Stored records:
↓↓↓

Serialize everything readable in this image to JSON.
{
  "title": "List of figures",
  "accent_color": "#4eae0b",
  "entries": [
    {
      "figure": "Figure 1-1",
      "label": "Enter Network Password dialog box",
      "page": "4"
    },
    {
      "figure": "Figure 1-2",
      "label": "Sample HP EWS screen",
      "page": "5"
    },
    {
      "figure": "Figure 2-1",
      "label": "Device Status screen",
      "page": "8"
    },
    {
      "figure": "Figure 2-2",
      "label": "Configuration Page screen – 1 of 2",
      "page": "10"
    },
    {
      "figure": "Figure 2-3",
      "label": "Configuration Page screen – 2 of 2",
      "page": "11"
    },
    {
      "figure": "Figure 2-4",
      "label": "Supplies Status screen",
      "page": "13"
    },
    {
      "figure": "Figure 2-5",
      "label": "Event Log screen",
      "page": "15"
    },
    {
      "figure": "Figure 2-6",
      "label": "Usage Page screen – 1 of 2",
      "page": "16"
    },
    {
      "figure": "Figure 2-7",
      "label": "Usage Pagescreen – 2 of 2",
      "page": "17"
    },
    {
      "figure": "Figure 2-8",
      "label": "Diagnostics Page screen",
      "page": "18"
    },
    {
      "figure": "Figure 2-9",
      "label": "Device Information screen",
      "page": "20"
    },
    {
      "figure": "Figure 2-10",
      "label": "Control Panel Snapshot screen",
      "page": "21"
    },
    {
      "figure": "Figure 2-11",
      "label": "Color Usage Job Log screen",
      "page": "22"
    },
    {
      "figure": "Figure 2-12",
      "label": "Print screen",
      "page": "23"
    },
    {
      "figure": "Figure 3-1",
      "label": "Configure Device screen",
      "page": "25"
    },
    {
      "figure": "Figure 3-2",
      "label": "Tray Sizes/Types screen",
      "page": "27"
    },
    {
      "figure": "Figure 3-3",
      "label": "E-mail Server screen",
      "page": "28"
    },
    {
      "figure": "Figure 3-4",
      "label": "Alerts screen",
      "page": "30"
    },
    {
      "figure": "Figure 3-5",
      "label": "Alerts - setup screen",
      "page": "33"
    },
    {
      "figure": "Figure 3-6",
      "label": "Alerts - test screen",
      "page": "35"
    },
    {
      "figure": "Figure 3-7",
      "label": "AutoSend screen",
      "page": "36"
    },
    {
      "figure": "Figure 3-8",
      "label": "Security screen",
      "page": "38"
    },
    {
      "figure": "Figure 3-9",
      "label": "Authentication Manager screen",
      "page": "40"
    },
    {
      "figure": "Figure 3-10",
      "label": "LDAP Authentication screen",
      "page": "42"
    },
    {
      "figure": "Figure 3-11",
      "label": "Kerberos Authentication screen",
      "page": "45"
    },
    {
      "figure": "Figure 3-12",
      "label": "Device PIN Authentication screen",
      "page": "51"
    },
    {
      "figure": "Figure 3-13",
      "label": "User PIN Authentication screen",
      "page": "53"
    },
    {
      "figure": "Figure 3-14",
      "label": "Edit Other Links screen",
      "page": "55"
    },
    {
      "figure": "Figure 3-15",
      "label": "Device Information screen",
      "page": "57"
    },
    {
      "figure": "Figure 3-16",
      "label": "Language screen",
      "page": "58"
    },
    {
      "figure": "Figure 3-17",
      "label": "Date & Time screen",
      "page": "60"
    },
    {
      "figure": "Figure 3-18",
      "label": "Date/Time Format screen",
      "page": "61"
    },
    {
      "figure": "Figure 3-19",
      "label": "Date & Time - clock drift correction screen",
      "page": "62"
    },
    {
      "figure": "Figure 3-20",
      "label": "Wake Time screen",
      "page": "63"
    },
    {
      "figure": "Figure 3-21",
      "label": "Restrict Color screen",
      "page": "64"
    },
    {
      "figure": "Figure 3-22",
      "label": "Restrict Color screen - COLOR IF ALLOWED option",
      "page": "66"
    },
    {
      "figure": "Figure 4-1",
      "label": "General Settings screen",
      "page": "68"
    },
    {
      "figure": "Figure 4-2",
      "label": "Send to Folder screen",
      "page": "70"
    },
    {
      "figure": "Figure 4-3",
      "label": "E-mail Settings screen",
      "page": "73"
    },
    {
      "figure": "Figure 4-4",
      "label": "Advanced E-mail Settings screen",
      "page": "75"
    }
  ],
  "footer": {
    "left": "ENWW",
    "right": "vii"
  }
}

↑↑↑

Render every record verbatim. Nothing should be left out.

Serialize everything readable in this image to JSON.
{
  "title": "List of figures",
  "accent_color": "#4eae0b",
  "entries": [
    {
      "figure": "Figure 1-1",
      "label": "Enter Network Password dialog box",
      "page": "4"
    },
    {
      "figure": "Figure 1-2",
      "label": "Sample HP EWS screen",
      "page": "5"
    },
    {
      "figure": "Figure 2-1",
      "label": "Device Status screen",
      "page": "8"
    },
    {
      "figure": "Figure 2-2",
      "label": "Configuration Page screen – 1 of 2",
      "page": "10"
    },
    {
      "figure": "Figure 2-3",
      "label": "Configuration Page screen – 2 of 2",
      "page": "11"
    },
    {
      "figure": "Figure 2-4",
      "label": "Supplies Status screen",
      "page": "13"
    },
    {
      "figure": "Figure 2-5",
      "label": "Event Log screen",
      "page": "15"
    },
    {
      "figure": "Figure 2-6",
      "label": "Usage Page screen – 1 of 2",
      "page": "16"
    },
    {
      "figure": "Figure 2-7",
      "label": "Usage Pagescreen – 2 of 2",
      "page": "17"
    },
    {
      "figure": "Figure 2-8",
      "label": "Diagnostics Page screen",
      "page": "18"
    },
    {
      "figure": "Figure 2-9",
      "label": "Device Information screen",
      "page": "20"
    },
    {
      "figure": "Figure 2-10",
      "label": "Control Panel Snapshot screen",
      "page": "21"
    },
    {
      "figure": "Figure 2-11",
      "label": "Color Usage Job Log screen",
      "page": "22"
    },
    {
      "figure": "Figure 2-12",
      "label": "Print screen",
      "page": "23"
    },
    {
      "figure": "Figure 3-1",
      "label": "Configure Device screen",
      "page": "25"
    },
    {
      "figure": "Figure 3-2",
      "label": "Tray Sizes/Types screen",
      "page": "27"
    },
    {
      "figure": "Figure 3-3",
      "label": "E-mail Server screen",
      "page": "28"
    },
    {
      "figure": "Figure 3-4",
      "label": "Alerts screen",
      "page": "30"
    },
    {
      "figure": "Figure 3-5",
      "label": "Alerts - setup screen",
      "page": "33"
    },
    {
      "figure": "Figure 3-6",
      "label": "Alerts - test screen",
      "page": "35"
    },
    {
      "figure": "Figure 3-7",
      "label": "AutoSend screen",
      "page": "36"
    },
    {
      "figure": "Figure 3-8",
      "label": "Security screen",
      "page": "38"
    },
    {
      "figure": "Figure 3-9",
      "label": "Authentication Manager screen",
      "page": "40"
    },
    {
      "figure": "Figure 3-10",
      "label": "LDAP Authentication screen",
      "page": "42"
    },
    {
      "figure": "Figure 3-11",
      "label": "Kerberos Authentication screen",
      "page": "45"
    },
    {
      "figure": "Figure 3-12",
      "label": "Device PIN Authentication screen",
      "page": "51"
    },
    {
      "figure": "Figure 3-13",
      "label": "User PIN Authentication screen",
      "page": "53"
    },
    {
      "figure": "Figure 3-14",
      "label": "Edit Other Links screen",
      "page": "55"
    },
    {
      "figure": "Figure 3-15",
      "label": "Device Information screen",
      "page": "57"
    },
    {
      "figure": "Figure 3-16",
      "label": "Language screen",
      "page": "58"
    },
    {
      "figure": "Figure 3-17",
      "label": "Date & Time screen",
      "page": "60"
    },
    {
      "figure": "Figure 3-18",
      "label": "Date/Time Format screen",
      "page": "61"
    },
    {
      "figure": "Figure 3-19",
      "label": "Date & Time - clock drift correction screen",
      "page": "62"
    },
    {
      "figure": "Figure 3-20",
      "label": "Wake Time screen",
      "page": "63"
    },
    {
      "figure": "Figure 3-21",
      "label": "Restrict Color screen",
      "page": "64"
    },
    {
      "figure": "Figure 3-22",
      "label": "Restrict Color screen - COLOR IF ALLOWED option",
      "page": "66"
    },
    {
      "figure": "Figure 4-1",
      "label": "General Settings screen",
      "page": "68"
    },
    {
      "figure": "Figure 4-2",
      "label": "Send to Folder screen",
      "page": "70"
    },
    {
      "figure": "Figure 4-3",
      "label": "E-mail Settings screen",
      "page": "73"
    },
    {
      "figure": "Figure 4-4",
      "label": "Advanced E-mail Settings screen",
      "page": "75"
    }
  ],
  "footer": {
    "left": "ENWW",
    "right": "vii"
  }
}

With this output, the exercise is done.